If you want to effectively minister to a sexual addict, lead them to a deeper dependence on Jesus for their purity. A life of sexual integrity is one that reflects the image of Jesus.
"Enjoying the fruit of healthy relationships."
The ultimate vision we have for sex addicts in recovery is "True Lovers in Joyful Community." We believe God made us to be great lovers, not great lusters.* And the environment for developing as a great lover is in community. We desire addicts to one day adopt the very heart of God, a heart which loves.
It is hard for anyone to get close to an addict. They hide and lie and naturally push people away with their self-absorbed lifestyle. Everything about them points inward, to their brokenness, their pride, their lust. In essence, their lives are always and only about themselves. Not only do they not engage in real community, they can't because their eyes never look away from their own image.
When a sex addict finally has the "rock bottom" experience that jolts them awake to the reality of their self-centered life, they must (re)learn to connect with others in healthy ways. This involves telling the truth, listening, exercising empathy, serving with proper motives, and accountability. This is no small task for someone whose life has only been focused inward, but it is still the path to total freedom and joy.
If you want to effectively minister to a sexual addict, welcome them into a loving community where the truth is told in love and faithful friendships can blossom. The eventual place an addict needs to arrive for their freedom to be realized is a place where giving and serving others is of higher importance than receiving anything in return.
The greatest joy in recovery is investing these core values into a weary addict just looking for help...
*(thanks to Stephen Cervantes for coining this phrase)
by Gerard Terry

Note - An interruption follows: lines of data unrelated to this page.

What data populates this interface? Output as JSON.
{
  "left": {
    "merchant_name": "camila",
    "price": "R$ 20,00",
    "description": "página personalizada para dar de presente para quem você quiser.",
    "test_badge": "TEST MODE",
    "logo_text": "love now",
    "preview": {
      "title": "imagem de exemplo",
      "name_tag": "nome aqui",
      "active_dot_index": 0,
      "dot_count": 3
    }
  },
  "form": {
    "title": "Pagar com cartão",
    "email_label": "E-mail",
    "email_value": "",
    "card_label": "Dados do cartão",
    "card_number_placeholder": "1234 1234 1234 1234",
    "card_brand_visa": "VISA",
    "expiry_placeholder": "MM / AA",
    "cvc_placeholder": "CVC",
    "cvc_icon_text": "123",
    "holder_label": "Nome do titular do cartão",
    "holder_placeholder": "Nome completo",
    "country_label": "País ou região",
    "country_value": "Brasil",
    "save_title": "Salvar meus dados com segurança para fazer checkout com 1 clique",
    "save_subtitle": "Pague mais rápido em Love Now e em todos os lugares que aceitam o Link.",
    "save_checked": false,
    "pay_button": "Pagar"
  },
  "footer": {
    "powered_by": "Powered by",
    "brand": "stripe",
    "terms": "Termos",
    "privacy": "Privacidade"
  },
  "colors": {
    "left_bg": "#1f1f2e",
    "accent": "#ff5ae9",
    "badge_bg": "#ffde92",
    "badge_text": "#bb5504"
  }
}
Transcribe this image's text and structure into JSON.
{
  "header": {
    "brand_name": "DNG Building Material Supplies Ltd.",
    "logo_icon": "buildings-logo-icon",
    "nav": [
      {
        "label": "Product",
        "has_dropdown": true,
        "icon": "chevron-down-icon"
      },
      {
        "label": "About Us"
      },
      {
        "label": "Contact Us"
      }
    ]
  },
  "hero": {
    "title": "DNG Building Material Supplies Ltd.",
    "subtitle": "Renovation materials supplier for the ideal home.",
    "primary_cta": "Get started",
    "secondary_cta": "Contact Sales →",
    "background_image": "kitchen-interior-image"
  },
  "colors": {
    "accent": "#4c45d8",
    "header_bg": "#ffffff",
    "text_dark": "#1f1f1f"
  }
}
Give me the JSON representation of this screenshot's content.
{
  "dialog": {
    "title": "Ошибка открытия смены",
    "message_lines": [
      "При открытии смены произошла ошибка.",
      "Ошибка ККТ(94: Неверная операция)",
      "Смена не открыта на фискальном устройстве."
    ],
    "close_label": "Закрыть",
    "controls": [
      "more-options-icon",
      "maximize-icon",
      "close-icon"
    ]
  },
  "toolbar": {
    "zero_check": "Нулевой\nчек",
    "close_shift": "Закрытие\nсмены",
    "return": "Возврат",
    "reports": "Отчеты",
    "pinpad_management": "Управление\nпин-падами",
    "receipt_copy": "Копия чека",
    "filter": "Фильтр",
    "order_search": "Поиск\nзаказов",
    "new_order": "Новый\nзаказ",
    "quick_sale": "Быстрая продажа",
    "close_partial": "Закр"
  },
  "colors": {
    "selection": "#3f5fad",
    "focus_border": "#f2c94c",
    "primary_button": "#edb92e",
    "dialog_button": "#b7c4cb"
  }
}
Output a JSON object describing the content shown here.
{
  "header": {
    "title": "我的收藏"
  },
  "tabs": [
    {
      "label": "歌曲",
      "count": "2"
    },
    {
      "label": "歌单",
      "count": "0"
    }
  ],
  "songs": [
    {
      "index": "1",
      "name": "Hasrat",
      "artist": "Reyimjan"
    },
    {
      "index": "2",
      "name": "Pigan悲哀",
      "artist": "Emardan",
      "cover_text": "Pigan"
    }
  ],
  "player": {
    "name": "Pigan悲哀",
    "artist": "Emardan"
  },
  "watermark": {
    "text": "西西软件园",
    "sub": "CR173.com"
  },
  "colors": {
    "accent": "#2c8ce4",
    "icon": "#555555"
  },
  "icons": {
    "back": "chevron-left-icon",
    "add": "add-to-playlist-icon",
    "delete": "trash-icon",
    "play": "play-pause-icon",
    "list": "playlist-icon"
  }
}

What do Bruce Willis in Die Hard, John Wayne in his Westerns and Sean Connery as James Bond have in common? They are all men of adventure. Prior to modern society and the taming of the west, having an adventure (and getting killed in the process) was much easier. You could take off on your horse with a rifle and a six shooter, and adventure was sure to find you. How about today? Will I find adventure as I take off in my Honda for work in an office building?
Men are Made for Adventure
Manly men need adventure. We were made for it and crave it. Yet today, adventures don’t come as naturally as they once did. While it is true we can still hike a mountain, scuba dive beneath the ocean, or sail across the sea, we are busy. Finding adventure takes work and we are exhausted after a tough day at the office. So, we turn on the TV or the computer, sit back in a stuffed chair and live adventures vicariously through actors on the screen.
An Unhealthy Substitute for Real Adventure
Pornography serves the same purpose. It gets my heart racing as good as any movie action scene. It fills my mind with endorphins. In a sense, it involves adventurous conduct as my mind meets hundreds of women committed to filling my sexual desires. Fantasy can be like that – ready to fill my wildest dreams.
What is not advertised is that porn’s fantasy world carries devastating consequences, as it changes who I am on the inside. I begin to think differently about relationships, about love and about a productive life. It has a possessive and addictive quality which keeps me longer than I want to stay and takes me further than I want to go. It controls me.
Adventure Still Exists Today
Our desire for healthy adventure is not as hard to fill as it seems. Anything with an element of danger, exhaustion, newness, competition or which pushes the limits of routine conduct will do. Take a new route to work. Get up early and hike a nearby park. Dare a friend to swim across a lake with you. Learn outdoor survival techniques. I took one of my Ruckus mopeds across town to work in rush hour traffic the other day, just for fun.
Or, try one of these on for size: